#### [WHAT NEEDS TO BE DONE]
Count every line of the data that includes "basket". State only the number.

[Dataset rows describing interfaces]
>>

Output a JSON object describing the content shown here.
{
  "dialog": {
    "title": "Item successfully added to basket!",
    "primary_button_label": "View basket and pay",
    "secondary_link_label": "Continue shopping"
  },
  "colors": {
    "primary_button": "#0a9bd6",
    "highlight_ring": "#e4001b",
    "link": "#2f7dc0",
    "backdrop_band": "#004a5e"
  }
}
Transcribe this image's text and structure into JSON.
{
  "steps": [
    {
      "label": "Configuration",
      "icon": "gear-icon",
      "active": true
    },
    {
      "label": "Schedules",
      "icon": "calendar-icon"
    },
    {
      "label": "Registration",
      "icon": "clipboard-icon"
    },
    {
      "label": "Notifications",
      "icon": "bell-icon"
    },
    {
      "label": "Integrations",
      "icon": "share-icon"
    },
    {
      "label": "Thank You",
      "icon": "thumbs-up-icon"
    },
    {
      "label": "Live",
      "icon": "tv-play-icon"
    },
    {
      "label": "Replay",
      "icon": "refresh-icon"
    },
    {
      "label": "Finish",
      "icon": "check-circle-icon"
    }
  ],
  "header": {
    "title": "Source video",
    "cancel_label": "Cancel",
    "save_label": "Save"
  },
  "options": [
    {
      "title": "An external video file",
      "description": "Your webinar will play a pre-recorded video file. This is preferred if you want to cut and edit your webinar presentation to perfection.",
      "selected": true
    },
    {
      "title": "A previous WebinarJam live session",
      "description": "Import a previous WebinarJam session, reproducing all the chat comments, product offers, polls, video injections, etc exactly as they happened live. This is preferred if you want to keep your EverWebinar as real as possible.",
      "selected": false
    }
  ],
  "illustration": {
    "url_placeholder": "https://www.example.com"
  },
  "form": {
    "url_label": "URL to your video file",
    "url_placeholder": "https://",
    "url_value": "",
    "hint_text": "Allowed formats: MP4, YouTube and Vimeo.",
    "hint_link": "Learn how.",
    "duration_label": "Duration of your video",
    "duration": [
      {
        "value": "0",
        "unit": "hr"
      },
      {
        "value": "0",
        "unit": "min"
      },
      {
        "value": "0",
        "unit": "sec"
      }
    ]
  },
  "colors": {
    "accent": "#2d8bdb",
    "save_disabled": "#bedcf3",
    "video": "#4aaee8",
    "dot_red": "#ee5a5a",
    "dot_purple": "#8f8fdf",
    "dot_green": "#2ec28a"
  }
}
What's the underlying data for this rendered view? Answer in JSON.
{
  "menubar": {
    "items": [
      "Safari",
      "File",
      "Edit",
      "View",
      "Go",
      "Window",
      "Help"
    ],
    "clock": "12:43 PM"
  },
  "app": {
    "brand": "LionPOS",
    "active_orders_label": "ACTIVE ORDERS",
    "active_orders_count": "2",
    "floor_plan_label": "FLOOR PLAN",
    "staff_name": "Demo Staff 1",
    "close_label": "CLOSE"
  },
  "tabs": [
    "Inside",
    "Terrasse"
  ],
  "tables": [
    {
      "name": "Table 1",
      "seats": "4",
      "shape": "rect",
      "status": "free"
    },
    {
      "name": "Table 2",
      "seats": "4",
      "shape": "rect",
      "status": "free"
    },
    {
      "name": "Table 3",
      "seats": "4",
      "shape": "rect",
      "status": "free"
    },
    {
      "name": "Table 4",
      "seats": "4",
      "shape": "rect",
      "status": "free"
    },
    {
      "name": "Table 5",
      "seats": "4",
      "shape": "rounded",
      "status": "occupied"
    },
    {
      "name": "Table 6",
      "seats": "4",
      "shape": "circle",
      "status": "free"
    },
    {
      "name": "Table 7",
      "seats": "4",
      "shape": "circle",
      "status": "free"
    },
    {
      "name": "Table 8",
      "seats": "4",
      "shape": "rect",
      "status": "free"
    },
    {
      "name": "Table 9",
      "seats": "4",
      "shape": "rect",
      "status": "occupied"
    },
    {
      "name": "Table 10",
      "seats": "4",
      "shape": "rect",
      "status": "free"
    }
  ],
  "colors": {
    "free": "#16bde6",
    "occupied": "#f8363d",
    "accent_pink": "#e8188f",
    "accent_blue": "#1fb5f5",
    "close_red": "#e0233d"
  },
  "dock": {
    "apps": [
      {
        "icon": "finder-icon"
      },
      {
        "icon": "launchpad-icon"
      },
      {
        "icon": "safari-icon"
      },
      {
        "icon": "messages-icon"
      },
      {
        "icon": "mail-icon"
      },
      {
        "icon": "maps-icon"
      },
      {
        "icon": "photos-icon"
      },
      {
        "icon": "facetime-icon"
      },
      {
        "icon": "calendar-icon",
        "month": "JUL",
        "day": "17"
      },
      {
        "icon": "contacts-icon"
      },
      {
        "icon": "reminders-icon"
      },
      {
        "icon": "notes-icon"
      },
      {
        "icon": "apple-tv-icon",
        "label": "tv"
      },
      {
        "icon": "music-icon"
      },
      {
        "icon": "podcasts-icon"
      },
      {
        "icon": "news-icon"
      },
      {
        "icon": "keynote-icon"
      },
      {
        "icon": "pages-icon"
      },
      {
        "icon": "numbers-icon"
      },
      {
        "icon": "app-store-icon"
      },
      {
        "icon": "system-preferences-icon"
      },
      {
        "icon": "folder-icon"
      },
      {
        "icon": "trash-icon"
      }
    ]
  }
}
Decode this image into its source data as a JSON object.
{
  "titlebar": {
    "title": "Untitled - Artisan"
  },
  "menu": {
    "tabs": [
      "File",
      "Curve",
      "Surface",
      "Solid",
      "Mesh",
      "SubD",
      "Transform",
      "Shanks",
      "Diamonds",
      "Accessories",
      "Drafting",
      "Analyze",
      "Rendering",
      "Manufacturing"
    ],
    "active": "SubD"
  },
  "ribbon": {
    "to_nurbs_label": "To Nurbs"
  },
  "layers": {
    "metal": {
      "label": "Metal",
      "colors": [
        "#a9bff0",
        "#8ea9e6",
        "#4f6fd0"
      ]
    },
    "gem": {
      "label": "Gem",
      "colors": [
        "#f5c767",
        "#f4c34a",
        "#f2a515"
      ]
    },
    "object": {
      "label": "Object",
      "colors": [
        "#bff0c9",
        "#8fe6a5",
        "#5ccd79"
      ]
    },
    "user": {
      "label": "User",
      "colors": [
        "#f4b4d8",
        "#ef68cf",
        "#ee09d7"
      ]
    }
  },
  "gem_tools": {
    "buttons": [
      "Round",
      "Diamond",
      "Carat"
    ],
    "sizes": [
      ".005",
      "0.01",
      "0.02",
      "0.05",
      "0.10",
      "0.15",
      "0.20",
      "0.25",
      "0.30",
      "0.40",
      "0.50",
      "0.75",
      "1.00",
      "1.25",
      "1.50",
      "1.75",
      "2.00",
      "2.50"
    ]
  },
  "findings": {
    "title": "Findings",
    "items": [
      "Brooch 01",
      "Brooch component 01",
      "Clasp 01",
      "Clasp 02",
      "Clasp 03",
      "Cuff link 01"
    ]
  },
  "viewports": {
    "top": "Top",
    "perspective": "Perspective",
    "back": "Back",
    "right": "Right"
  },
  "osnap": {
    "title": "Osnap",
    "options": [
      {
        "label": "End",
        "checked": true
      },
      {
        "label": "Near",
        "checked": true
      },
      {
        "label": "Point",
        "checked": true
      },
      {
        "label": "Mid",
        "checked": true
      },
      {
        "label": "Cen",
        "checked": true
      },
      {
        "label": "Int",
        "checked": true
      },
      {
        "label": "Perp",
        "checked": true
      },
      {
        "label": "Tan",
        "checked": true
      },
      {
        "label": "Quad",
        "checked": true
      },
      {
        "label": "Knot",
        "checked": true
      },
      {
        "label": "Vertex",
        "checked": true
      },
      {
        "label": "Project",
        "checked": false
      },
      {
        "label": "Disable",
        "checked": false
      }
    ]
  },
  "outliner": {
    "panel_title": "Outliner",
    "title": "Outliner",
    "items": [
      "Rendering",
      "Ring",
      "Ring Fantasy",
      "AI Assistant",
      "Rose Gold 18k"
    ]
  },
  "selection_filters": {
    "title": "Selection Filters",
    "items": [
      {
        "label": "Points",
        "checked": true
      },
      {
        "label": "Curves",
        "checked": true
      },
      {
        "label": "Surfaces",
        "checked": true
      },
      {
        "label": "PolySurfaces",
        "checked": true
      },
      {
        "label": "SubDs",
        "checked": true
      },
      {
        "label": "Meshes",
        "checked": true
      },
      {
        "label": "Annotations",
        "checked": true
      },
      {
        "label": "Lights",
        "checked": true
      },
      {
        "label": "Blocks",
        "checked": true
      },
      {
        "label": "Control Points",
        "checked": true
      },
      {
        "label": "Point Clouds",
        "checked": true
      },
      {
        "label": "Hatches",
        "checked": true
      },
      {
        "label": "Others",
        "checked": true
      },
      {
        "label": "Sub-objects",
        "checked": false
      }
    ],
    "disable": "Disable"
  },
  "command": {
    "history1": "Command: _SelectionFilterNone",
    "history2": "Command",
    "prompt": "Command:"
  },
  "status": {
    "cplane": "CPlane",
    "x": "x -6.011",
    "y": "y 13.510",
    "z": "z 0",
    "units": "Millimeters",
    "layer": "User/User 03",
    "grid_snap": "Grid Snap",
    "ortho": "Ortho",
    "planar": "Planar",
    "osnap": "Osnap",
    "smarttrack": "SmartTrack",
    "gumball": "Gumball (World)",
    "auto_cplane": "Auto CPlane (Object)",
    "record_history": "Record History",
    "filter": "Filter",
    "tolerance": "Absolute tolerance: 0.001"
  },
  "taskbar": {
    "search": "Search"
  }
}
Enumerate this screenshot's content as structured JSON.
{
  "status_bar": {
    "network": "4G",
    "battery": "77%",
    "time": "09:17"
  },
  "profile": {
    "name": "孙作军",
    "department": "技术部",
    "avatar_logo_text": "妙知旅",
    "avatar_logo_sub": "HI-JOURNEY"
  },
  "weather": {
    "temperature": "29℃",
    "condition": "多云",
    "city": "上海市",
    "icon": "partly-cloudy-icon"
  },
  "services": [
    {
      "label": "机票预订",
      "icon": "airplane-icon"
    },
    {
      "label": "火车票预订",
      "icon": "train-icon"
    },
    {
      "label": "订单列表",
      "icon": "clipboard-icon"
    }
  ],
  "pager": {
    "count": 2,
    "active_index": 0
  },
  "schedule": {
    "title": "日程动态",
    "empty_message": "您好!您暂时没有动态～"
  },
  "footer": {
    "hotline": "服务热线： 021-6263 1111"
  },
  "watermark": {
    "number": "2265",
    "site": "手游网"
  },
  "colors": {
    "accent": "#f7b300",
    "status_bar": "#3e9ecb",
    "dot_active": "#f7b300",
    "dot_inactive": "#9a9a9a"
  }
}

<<

#### [ANSWER TO THIS TASK]
2